Task: Check each line below for the word "Japan". Then give only how many lines have it.

Data listing:

+--

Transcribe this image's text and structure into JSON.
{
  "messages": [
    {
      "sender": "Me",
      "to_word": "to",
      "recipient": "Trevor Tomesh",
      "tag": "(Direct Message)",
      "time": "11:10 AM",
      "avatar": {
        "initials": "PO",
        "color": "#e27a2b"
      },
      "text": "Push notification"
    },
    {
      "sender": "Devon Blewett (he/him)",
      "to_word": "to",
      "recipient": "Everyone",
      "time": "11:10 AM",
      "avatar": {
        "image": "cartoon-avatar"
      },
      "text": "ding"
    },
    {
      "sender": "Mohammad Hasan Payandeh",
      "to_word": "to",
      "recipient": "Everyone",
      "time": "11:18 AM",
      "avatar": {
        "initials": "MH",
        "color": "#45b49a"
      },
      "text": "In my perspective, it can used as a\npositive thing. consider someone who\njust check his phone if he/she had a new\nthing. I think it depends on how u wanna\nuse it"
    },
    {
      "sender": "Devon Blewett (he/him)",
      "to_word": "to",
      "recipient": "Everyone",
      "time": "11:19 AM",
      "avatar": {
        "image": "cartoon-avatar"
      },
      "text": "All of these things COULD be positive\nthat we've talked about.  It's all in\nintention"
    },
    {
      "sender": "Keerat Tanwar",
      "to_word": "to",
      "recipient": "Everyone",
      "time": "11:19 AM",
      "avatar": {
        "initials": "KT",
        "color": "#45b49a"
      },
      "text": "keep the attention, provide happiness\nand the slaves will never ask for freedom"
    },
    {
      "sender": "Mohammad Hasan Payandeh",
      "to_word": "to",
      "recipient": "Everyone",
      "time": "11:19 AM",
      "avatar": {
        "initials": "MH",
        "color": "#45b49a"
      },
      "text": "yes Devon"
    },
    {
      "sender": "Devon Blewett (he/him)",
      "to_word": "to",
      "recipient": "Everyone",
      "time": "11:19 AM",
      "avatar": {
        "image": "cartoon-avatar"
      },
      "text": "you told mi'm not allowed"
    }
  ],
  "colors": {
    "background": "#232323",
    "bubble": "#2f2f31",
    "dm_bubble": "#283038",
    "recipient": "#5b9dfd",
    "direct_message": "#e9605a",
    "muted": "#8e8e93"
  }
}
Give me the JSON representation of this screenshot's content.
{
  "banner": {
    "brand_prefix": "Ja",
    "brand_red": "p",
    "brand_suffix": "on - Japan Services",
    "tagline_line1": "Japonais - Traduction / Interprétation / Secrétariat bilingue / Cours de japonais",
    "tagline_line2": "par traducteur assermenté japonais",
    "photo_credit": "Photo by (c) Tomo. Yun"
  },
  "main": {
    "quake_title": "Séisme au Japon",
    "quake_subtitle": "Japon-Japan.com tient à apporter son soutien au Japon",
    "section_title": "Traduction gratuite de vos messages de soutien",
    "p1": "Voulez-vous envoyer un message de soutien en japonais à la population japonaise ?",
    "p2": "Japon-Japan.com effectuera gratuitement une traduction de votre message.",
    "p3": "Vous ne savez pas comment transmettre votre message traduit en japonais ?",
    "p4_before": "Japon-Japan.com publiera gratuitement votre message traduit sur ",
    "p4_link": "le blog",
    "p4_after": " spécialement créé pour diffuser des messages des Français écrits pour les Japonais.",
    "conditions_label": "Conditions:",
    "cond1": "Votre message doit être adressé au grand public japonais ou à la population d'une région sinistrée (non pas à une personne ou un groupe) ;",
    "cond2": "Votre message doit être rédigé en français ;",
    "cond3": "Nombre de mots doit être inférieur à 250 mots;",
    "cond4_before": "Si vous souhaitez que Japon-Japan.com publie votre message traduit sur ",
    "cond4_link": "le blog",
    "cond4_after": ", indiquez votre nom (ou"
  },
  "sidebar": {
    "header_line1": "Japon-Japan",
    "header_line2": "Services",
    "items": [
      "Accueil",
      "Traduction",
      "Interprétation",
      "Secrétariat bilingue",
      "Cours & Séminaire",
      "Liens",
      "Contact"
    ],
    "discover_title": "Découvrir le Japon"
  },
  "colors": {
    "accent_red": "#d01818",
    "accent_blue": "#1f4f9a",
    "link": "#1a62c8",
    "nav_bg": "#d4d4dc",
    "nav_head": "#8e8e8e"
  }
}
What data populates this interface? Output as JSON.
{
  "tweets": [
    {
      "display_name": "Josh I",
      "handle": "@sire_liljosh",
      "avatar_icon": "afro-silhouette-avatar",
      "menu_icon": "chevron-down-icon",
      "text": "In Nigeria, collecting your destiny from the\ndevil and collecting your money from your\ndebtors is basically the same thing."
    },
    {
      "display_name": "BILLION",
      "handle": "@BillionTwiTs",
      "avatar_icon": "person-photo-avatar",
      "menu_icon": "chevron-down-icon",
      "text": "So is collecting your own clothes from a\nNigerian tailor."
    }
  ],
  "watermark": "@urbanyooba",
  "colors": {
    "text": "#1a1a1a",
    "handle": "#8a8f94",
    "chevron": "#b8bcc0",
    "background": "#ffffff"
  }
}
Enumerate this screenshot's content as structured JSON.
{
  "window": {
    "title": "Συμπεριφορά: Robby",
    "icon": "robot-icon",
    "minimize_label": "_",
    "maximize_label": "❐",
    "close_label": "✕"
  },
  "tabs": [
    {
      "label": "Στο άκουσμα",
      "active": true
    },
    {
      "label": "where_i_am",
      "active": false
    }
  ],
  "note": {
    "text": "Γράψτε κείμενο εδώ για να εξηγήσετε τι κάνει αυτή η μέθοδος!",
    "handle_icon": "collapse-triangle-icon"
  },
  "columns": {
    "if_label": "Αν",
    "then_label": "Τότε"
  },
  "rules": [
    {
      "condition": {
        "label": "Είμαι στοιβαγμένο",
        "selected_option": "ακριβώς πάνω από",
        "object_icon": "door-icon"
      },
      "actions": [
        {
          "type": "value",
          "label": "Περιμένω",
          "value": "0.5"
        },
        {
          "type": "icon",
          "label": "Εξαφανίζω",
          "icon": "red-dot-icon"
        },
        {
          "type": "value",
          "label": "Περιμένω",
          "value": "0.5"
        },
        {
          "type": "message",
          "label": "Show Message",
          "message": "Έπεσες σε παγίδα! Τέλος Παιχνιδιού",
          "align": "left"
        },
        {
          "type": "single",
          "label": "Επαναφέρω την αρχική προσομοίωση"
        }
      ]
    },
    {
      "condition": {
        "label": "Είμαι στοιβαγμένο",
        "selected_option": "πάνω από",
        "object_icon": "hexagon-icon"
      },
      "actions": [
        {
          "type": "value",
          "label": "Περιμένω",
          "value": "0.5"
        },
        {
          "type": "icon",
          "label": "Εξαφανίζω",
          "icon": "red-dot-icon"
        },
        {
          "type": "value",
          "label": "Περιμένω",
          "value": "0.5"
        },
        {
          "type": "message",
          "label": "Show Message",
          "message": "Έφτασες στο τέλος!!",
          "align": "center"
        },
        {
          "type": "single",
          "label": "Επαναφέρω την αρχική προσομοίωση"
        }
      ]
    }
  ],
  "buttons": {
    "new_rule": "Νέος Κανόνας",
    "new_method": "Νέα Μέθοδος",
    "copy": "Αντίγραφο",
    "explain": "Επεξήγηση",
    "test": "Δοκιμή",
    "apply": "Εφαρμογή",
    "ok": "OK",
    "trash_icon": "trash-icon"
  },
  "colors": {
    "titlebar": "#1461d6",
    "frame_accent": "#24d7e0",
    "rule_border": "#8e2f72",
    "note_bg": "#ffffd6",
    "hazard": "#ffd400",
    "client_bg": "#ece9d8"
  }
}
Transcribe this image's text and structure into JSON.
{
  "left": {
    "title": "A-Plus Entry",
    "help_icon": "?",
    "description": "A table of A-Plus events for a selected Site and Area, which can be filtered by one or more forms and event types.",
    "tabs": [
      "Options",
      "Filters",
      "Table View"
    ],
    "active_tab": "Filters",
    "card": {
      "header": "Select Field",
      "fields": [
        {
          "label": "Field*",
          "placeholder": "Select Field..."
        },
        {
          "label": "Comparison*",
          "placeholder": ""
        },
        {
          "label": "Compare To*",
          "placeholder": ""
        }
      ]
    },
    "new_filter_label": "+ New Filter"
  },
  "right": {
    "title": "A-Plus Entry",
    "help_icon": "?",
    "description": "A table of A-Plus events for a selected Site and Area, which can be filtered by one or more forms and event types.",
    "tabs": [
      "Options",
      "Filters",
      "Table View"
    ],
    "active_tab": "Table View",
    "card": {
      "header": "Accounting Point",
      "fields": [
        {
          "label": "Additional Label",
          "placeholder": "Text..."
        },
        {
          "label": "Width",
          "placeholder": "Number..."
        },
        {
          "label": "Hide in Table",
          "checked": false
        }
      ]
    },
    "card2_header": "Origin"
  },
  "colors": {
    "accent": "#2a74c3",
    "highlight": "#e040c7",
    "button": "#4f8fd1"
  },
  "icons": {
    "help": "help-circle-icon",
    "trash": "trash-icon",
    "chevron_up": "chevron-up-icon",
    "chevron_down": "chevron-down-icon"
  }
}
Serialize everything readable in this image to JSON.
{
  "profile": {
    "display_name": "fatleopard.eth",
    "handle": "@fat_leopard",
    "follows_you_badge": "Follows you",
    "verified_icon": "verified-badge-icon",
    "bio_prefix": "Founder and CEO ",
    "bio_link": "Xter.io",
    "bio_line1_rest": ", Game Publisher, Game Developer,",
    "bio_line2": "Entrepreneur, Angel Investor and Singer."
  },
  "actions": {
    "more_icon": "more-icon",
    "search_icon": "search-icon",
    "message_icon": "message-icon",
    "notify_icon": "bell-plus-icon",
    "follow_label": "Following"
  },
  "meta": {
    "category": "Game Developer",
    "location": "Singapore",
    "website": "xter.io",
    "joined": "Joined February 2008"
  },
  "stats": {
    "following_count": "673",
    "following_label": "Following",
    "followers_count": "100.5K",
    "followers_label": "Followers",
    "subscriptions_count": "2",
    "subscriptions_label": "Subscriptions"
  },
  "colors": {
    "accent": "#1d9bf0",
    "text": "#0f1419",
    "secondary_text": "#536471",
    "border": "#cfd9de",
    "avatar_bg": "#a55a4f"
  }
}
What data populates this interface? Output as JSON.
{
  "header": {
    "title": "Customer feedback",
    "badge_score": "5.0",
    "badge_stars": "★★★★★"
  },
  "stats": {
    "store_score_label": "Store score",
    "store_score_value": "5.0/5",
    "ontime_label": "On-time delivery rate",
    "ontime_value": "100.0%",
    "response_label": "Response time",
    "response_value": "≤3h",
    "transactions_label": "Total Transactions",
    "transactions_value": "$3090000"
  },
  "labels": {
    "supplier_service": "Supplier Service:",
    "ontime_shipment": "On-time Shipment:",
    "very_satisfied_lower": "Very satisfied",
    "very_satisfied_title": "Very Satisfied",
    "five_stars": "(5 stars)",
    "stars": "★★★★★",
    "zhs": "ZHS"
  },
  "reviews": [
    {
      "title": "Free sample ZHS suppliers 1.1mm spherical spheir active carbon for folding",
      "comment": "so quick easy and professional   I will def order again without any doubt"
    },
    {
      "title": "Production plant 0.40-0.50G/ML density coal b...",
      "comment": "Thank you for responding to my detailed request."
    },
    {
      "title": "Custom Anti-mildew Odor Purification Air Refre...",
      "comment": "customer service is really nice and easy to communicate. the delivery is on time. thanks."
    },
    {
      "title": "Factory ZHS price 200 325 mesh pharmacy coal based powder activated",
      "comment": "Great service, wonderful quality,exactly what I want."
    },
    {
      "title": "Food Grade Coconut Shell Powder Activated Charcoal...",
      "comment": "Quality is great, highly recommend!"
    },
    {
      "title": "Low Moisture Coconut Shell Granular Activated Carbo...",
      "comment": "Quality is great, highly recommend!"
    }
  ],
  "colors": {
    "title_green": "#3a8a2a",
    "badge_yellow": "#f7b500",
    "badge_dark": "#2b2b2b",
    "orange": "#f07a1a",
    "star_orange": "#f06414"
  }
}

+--

Answer to the problem: 6